Venturii have been used for a number of cooling applications through the years for one good reason: they cause the flow rate to increase _at_ the choke point. Unfortunately, they do not increase the total flow rate: Assuming your inlet and outlet are the same size, total in will be equal to (actually, because of friction, a little bit higher than) total out.
Basically, as air flows into the choke point (technically, this point is the venturi), its pressure increases. This causes it to heat up due to compression, but it _also_ causes its flow rate to increase (since outflow = inflow).
So here's what you do: Say you want to cool your CPU with a venturi. One way to do it would be to cut a large (120mm) hole in the bottom of your case. Make a venturi that scales down to an 80mm choke point; mount your fan in that choke point. Build the whole thing so that the fan mounts right below your heatsink (assuming you've got a vertical mount mobo). Then make a vent through the top of your case, et voila. This would really only increase cooling efficiency slightly, as venturii reduce turbulence and you would be drawing cooler air from the bottom of the case.
Alternatively, you could mount a 120mm fan at the bottom; this would push more air. According to the exhaustive cooling guide <a href=http://www.7volts.com/heatguide.htm><font color=blue>here,</font></a> the total gain from doubling CFM is only around 30%-40% more cooling, though, so you might want to think twice about that setup.
Another alternative is probably closest to the one your grandfather talked about: use the venturi to increase cooling on a water-cooling radiator. This is how a lot of older Army equipment is set up. This would be handy, say, for mounting a venturi/radiator outside of the computer, like in an auto stereo bass 'bazooka'. An added benefit is that is allows the use of large, low-RPM fans at lower noise than smaller, higher-speed fans.
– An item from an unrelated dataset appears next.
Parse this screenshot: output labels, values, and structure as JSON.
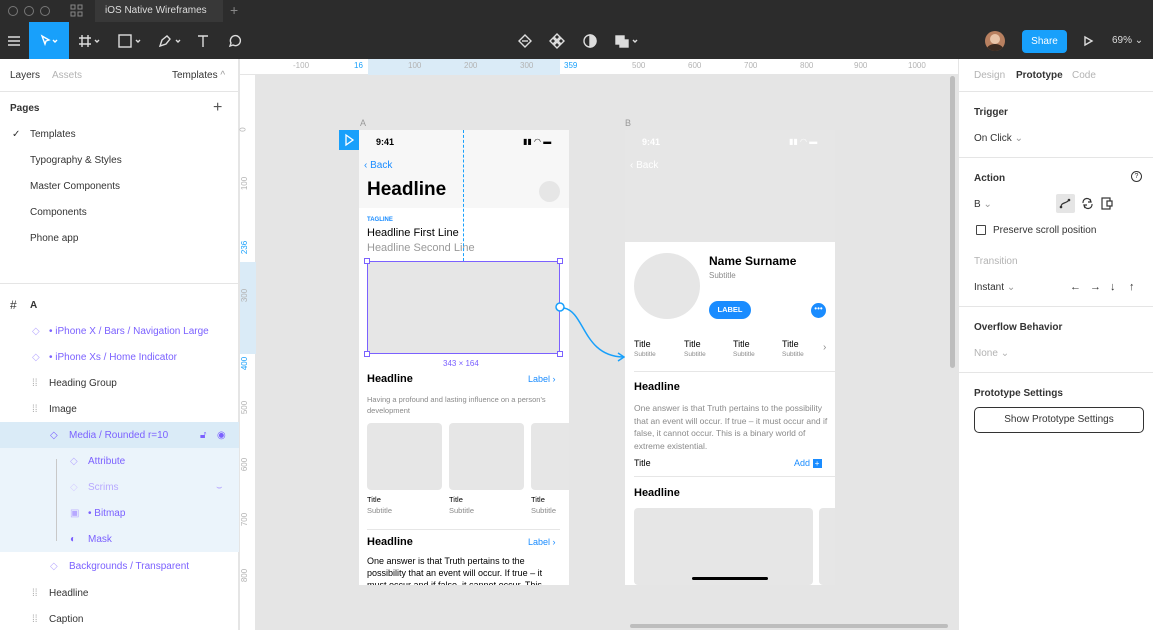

The original uses of venturi have generally been replaced with compressor-driven cooling tech, but they still have the advantage of being simpler and less costly to manufacture. Current uses of venturi include aircraft (pitot tubes, ducted external radiators), some large ventilation fans, and pressure-reduction pipe couplings.
Here's rather detailed <a href=http://www.efunda.com/formulae/fluids/venturi_flowmeter.cfm><font color=blue>flowmeter calculator</font></a>, but you'll need to look up most of the inputs yourself.
"I laughed, I cried, I fell down, it changed my life . . . It was good!"